"I love both those films," Buscemi says. And of course he hopes to direct more movies.
But does he ever see himself breaking out of the weasel typecast?
"To me, my character in `Living in Oblivion' was a romantic lead. In `Trees Lounge,' I kiss, like, three girls. It's true!" he protests.
Unlike in "Oblivion," which spoofs low-budget movies, the "Trees Lounge" shoot went smoothly. But with a mere $1.3 million budget and 24-day shooting schedule, there was bound to be tension and frustration.

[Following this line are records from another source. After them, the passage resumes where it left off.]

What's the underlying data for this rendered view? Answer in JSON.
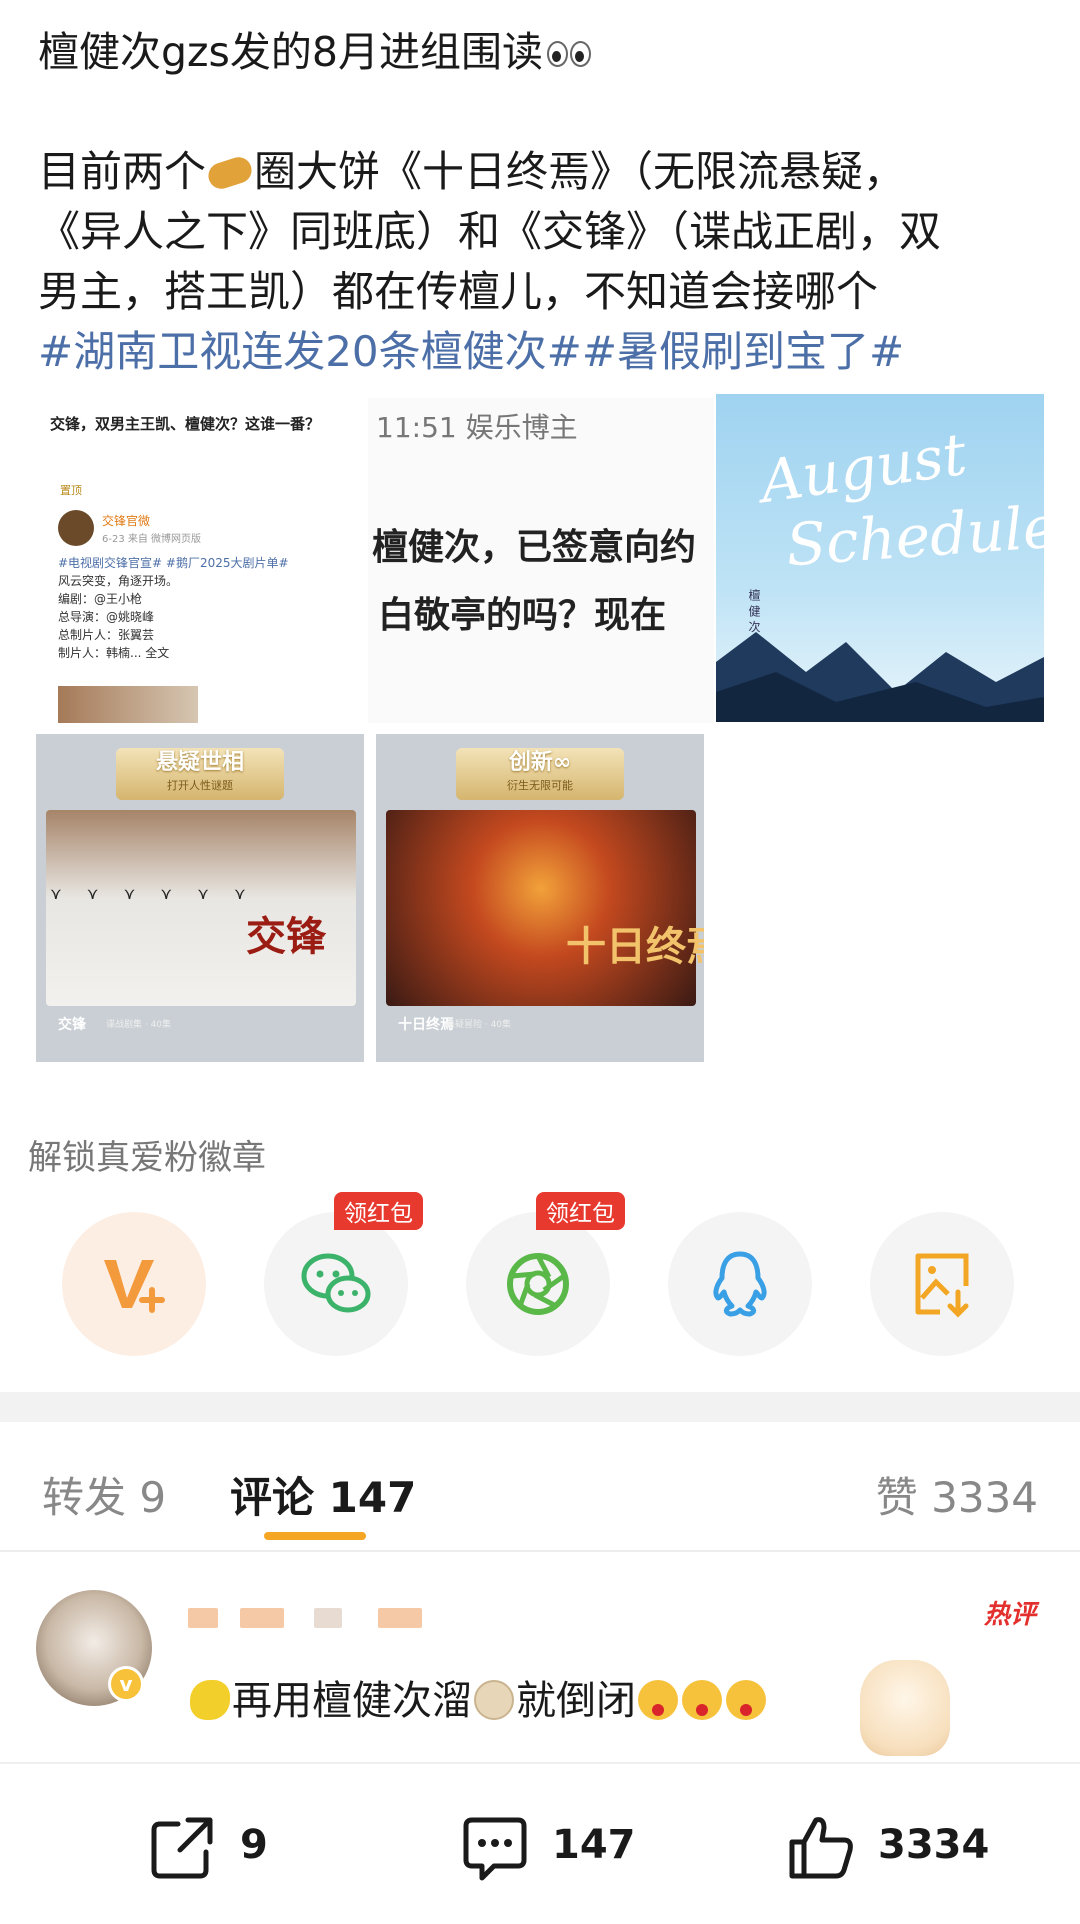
{
  "post": {
    "title": "檀健次gzs发的8月进组围读",
    "line1_a": "目前两个",
    "line1_b": "圈大饼《十日终焉》（无限流悬疑，",
    "line2": "《异人之下》同班底）和《交锋》（谍战正剧，双",
    "line3": "男主，搭王凯）都在传檀儿，不知道会接哪个",
    "topics": "#湖南卫视连发20条檀健次##暑假刷到宝了#"
  },
  "images": {
    "img1": {
      "headline": "交锋，双男主王凯、檀健次？这谁一番？",
      "pinned": "置顶",
      "account": "交锋官微",
      "meta": "6-23 来自 微博网页版",
      "tags": "#电视剧交锋官宣# #鹅厂2025大剧片单#",
      "l1": "风云突变，角逐开场。",
      "l2": "编剧：@王小枪",
      "l3": "总导演：@姚晓峰",
      "l4": "总制片人：张翼芸",
      "l5": "制片人：韩楠... 全文"
    },
    "img2": {
      "header": "11:51 娱乐博主",
      "l1": "檀健次，已签意向约",
      "l2": "白敬亭的吗？现在"
    },
    "img3": {
      "line1": "August",
      "line2": "Schedule",
      "credit": "檀 健 次"
    },
    "img4": {
      "badge": "悬疑世相",
      "badge_sub": "打开人性谜题",
      "title": "交锋",
      "caption": "交锋",
      "caption_sub": "谍战剧集 · 40集"
    },
    "img5": {
      "badge": "创新∞",
      "badge_sub": "衍生无限可能",
      "title": "十日终焉",
      "caption": "十日终焉",
      "caption_sub": "悬疑冒险 · 40集"
    }
  },
  "share": {
    "unlock_label": "解锁真爱粉徽章",
    "red_packet": "领红包",
    "items": [
      "vip-icon",
      "wechat-icon",
      "moments-icon",
      "qq-icon",
      "save-image-icon"
    ]
  },
  "tabs": {
    "forward": "转发 9",
    "comment": "评论 147",
    "like": "赞 3334"
  },
  "comment": {
    "hot_tag": "热评",
    "text_a": "再用檀健次溜",
    "text_b": "就倒闭"
  },
  "bottom": {
    "share_count": "9",
    "comment_count": "147",
    "like_count": "3334"
  },
  "colors": {
    "topic": "#4d6fa8",
    "accent": "#f5a623",
    "red_packet": "#e8392f",
    "hot": "#e3302e"
  }
}
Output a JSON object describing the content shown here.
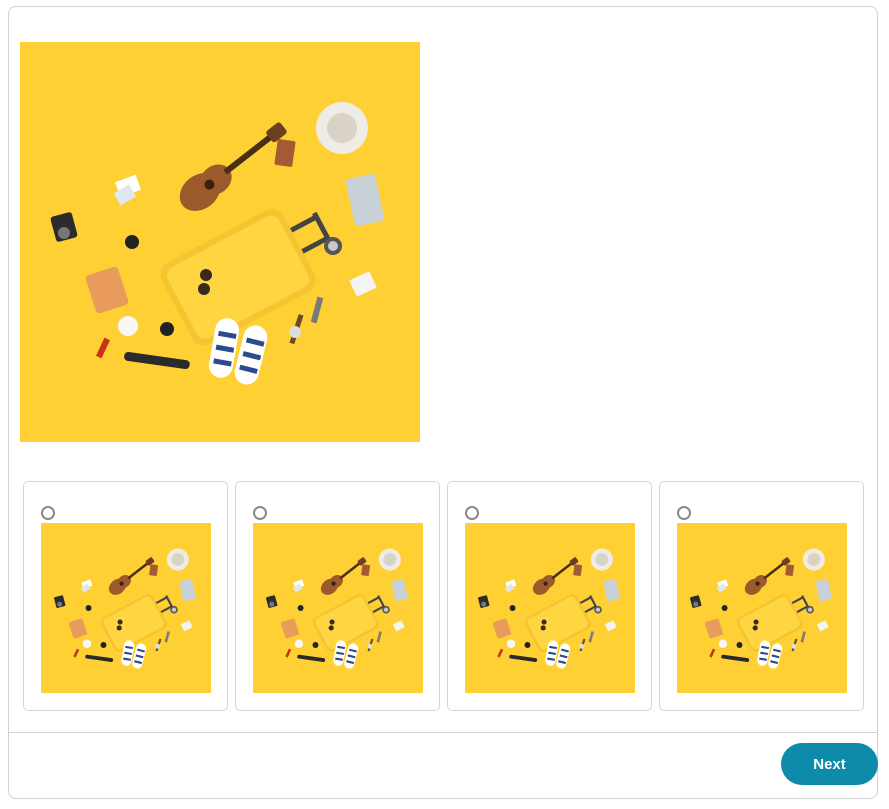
{
  "main": {
    "image": {
      "icon": "travel-flatlay-image",
      "background_color": "#FFD033"
    }
  },
  "options": [
    {
      "selected": false
    },
    {
      "selected": false
    },
    {
      "selected": false
    },
    {
      "selected": false
    }
  ],
  "footer": {
    "next_label": "Next"
  },
  "colors": {
    "accent": "#0E8BAB",
    "border": "#D2D2D2",
    "radio": "#8A8A8A"
  }
}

"I had a really good crew and cast," he says, smiling. "So there wasn't anybody being incompetent that I wanted to explode at."
Besides, everyone was either like family -- actors whom Buscemi had worked with before (Seymour Cassel, Elizabeth Bracco, Carol Kane, Samuel L. Jackson) -- or was family. He cast his younger brother, Michael, to play his brother in the movie. His father has a walk-on part. So does Buscemi's son, Lucian.
The extended Buscemi family is close, but the movie hints at powerful and dark undercurrents, the kind that run through many families. Dysfunction is a major subtext.
"Everybody's [screwed] up," Tommy Basilio says in a scene that includes his screen brother, Raymond. "I'm [screwed] up but I pretend like I'm not."
Asked about this theme, Michael Buscemi says simply, "I think in our family it's very hard for certain people to show their emotions." Mark Boone says the movie captures an "emotional coldness -- there's a lot of stuff that isn't talked about, by fathers, mothers, children."
Unlike the many blood-soaked movies Steve Buscemi's seen in, "Trees Lounge" is about interior violence. Drinking, drugging, cheating, running away -- basic human frailties that cause so many wounds.
In this way, "Trees Lounge" is a horror movie. Boone says: "The real horror takes place inside families. The real horror is the mundane."
On this rainy New York night Buscemi is truly a hero, especially to the friends, neighbors and relatives who come to dance, snap pictures and celebrate at the premiere party. Who would've believed it -- the kid made it big.
"There's only good things to say about him," says a firefighting pal, Lt. Dennis Gordon. "He worked his way up from the bottom, with no breaks. He's Mr. Honest, Mr. Integrity. It's so nice to see someone so successful who's like that."
When Buscemi heard that the actual Trees Lounge was being converted to a modern sports bar, he purchased the old sign for a couple hundred bucks. He stored it in his father's back yard in Valley Stream. Recently the woman who ran Trees for 40 years asked if she could have the sign back, for the memories.
Of course, Buscemi said, and gave it to her. He was through with the Trees Lounge.
© Copyright 1996 The Washington Post Company